No one can be forced to remain married in the State of Florida. Your spouse cannot stop from getting a divorce. Florida is a “no fault” state. This means that the only reason needed to get a divorce is that the bonds of marriage are irretrievably broken. The term “irretrievably broken” means that the marriage is broken beyond the hope of repair. Usually that means that there nothing the Court can do (like order counseling) or order to fix the marriage. If one person believes that the marriage is broken beyond repair and the other disagrees and counseling cannot help, then the marriage is irretrievably broken. The Court will grant a divorce.
2. Are the marital assets and the marital debts always divided equally?
The law requires that marital assets and debts be divided EQUITABLY. Equitably does not mean equally. However, it means fairly in light of the parties specific circumstances. The Court is required to make justice based on the statutory factors, case law and the parties’ marriage. That is why it is important that you consult with a Florida licensed attorney to review your particular set of circumstances in light of Florida law.
3. If I leave the home, does it automatically give the other party the upper hand in a divorce?
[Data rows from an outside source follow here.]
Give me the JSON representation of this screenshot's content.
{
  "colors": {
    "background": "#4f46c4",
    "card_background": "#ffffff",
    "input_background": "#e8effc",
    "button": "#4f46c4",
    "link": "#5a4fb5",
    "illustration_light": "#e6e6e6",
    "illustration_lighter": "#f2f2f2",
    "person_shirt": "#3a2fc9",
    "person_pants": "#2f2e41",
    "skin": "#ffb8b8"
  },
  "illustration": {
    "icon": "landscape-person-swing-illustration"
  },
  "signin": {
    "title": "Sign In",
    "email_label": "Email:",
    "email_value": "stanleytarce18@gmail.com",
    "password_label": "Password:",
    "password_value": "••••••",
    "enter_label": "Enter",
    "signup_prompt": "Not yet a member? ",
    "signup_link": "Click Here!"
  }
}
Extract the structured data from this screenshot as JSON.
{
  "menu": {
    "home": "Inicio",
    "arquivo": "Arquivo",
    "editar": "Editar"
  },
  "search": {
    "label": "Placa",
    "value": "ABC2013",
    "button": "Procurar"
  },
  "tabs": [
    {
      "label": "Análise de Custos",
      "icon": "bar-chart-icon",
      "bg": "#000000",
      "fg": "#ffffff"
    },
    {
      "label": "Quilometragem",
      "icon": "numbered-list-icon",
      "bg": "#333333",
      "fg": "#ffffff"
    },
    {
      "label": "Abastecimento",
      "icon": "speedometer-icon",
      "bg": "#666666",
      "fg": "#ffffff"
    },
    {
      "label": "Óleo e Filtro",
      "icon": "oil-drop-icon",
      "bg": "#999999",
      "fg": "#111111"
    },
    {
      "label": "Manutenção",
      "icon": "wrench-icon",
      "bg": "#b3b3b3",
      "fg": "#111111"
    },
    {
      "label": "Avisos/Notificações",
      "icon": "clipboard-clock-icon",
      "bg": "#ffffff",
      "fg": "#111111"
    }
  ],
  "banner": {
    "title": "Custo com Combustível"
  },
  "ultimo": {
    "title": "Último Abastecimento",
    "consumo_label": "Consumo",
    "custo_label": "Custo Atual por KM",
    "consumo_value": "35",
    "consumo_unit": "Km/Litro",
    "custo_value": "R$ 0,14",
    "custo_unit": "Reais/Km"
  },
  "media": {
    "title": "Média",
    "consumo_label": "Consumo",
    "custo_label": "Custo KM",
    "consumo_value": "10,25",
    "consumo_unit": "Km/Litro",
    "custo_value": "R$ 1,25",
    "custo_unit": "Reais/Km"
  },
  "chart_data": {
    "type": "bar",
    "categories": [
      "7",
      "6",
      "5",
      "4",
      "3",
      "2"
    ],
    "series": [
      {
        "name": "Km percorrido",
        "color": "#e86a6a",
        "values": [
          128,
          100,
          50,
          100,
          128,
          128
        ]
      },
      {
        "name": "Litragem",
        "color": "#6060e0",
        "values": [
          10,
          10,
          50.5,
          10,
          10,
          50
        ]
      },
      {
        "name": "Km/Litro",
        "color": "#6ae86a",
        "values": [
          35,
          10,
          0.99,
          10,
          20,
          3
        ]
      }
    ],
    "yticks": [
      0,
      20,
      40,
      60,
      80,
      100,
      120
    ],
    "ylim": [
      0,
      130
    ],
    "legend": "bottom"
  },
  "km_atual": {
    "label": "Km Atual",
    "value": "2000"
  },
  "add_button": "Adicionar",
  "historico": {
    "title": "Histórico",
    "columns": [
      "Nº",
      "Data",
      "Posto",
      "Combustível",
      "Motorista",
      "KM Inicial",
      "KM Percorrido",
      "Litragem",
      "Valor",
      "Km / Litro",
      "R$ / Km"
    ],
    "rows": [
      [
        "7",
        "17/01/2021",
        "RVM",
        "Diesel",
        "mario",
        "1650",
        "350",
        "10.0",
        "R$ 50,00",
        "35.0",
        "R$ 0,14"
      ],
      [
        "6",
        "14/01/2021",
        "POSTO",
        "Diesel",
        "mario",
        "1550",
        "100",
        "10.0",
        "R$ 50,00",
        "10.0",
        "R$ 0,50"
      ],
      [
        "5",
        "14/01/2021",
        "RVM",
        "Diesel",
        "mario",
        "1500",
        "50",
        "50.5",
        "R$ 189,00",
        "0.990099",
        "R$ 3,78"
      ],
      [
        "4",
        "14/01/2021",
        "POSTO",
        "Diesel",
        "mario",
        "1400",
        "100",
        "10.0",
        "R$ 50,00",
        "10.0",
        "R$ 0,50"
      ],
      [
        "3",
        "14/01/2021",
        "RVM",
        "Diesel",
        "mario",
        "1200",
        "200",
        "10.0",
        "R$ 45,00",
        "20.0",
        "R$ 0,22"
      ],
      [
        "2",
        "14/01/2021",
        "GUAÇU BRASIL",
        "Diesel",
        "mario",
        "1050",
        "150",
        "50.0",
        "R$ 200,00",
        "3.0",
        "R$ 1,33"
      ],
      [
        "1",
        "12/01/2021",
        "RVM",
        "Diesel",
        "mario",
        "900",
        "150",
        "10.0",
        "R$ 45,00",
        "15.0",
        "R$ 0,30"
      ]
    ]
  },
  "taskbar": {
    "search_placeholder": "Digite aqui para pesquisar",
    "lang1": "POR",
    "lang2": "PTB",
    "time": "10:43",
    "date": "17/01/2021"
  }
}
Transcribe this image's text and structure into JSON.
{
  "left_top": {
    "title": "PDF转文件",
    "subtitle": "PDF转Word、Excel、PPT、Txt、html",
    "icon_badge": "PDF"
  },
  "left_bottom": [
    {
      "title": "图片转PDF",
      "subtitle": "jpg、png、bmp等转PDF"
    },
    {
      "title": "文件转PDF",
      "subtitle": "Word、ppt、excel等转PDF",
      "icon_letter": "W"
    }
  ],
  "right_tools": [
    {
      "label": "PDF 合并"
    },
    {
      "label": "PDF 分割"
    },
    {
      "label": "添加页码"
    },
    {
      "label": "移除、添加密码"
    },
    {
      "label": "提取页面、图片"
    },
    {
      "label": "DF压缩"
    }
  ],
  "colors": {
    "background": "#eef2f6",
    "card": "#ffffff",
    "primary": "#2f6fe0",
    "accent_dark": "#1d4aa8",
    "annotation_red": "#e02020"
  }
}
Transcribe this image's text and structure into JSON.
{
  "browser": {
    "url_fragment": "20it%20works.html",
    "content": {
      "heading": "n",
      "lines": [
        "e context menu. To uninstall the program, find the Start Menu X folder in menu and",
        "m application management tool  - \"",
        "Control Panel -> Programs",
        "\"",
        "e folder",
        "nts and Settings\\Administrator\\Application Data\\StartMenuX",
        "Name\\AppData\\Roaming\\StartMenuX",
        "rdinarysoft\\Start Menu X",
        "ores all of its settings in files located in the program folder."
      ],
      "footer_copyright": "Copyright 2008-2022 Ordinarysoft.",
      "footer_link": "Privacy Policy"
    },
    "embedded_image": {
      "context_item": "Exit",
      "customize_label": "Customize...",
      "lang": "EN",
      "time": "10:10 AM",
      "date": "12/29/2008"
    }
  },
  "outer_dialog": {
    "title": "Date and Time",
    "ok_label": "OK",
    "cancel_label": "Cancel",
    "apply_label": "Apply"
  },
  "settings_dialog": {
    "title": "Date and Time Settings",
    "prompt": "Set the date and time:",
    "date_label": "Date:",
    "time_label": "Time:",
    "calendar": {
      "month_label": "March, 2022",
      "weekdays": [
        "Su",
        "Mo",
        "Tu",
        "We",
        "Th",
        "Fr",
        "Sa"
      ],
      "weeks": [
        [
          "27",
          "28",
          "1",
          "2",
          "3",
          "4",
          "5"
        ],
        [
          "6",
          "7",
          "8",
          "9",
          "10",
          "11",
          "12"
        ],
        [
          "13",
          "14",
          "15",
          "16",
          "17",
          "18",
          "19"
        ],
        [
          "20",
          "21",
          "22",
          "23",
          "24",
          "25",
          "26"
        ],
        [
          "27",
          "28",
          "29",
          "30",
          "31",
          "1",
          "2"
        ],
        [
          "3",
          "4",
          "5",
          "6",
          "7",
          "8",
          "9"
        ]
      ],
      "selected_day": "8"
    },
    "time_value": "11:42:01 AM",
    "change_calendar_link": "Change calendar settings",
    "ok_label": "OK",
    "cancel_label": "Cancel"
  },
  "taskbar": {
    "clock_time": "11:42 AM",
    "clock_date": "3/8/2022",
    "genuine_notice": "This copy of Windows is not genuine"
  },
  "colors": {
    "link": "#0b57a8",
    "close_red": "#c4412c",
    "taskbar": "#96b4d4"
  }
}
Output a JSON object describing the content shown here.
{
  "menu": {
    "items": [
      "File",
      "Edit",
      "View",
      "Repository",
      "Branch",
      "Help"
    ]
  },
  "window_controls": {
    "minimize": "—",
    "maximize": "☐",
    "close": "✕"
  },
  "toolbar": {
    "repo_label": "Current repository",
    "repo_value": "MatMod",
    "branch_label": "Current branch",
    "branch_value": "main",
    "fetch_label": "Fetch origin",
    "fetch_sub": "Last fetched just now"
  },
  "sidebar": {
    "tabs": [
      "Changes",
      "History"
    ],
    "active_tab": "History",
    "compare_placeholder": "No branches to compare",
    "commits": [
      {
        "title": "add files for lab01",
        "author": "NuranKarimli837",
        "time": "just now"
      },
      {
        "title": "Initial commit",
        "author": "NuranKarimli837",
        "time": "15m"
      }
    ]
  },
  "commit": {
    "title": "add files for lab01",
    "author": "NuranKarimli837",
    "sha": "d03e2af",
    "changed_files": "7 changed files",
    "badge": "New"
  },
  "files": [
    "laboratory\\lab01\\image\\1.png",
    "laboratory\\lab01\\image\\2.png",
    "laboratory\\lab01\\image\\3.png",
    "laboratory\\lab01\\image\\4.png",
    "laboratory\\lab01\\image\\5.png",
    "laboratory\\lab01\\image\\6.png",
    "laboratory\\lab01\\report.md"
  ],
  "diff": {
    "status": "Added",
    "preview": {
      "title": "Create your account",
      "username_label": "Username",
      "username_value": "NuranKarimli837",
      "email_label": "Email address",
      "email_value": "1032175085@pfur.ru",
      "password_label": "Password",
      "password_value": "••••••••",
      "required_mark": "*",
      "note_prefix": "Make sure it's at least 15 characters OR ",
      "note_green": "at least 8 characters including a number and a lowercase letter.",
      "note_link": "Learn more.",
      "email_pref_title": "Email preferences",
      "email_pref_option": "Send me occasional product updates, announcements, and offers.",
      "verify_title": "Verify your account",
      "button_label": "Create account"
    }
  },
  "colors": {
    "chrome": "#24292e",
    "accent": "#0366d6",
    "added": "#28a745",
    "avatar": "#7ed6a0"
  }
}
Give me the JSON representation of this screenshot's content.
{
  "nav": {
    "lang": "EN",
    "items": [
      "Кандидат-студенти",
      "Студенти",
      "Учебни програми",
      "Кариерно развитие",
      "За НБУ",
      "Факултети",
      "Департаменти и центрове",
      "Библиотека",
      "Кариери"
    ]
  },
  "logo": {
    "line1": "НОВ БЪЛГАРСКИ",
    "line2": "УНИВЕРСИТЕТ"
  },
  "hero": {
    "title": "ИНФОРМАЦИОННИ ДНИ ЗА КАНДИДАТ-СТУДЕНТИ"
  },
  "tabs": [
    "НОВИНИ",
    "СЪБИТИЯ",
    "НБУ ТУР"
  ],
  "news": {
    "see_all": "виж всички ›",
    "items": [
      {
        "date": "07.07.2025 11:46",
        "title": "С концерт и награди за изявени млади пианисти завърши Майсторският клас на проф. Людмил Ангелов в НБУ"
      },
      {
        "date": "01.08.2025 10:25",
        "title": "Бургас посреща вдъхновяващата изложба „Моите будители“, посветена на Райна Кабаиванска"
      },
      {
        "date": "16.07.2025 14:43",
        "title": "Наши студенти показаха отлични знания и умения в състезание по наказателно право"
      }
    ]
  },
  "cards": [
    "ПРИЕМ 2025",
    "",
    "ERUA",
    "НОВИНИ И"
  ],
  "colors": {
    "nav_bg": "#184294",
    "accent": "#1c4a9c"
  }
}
Some people have the misconception that leaving the home automatically gives them a disadvantage. The reality is that if the marriage is so broken that the parties are engage in heated arguments and/or there is a history of domestic violence and/or allegations of domestic violence, the best of course of action is to protect oneself from acts of violence and/or protect oneself from possible allegations of domestic violence that may result in a criminal case. Sometimes the best option is to leave the home. The answer is No it does not on itself give an upper hand. However, you need to consult with a licensed attorney to ensure that you preserve your rights and do not make mistakes that may affect your case.
4. Does the amount of time I spend with the child(ren) affects the amount of child support I have to pay?
Yes. However, the Florida law defines time as overnights. If you spend a significant amount of time, which under the current statute is little as 20% of the overnights, a different calculation takes place that affects the amount of child support. Child support is mostly calculated based on the parties income, daycare/extended day cost, health insurance and the amount of time spent with the child(ren). If you have received a notice from child support office about child support and there is no other case that has determine the amount of time you spend with your children, the child support may be calculated as if you spend no time with the child(ren) despite of how much time you actually spend. If this is your situation, please call our office or a licensed Florida attorney immediately.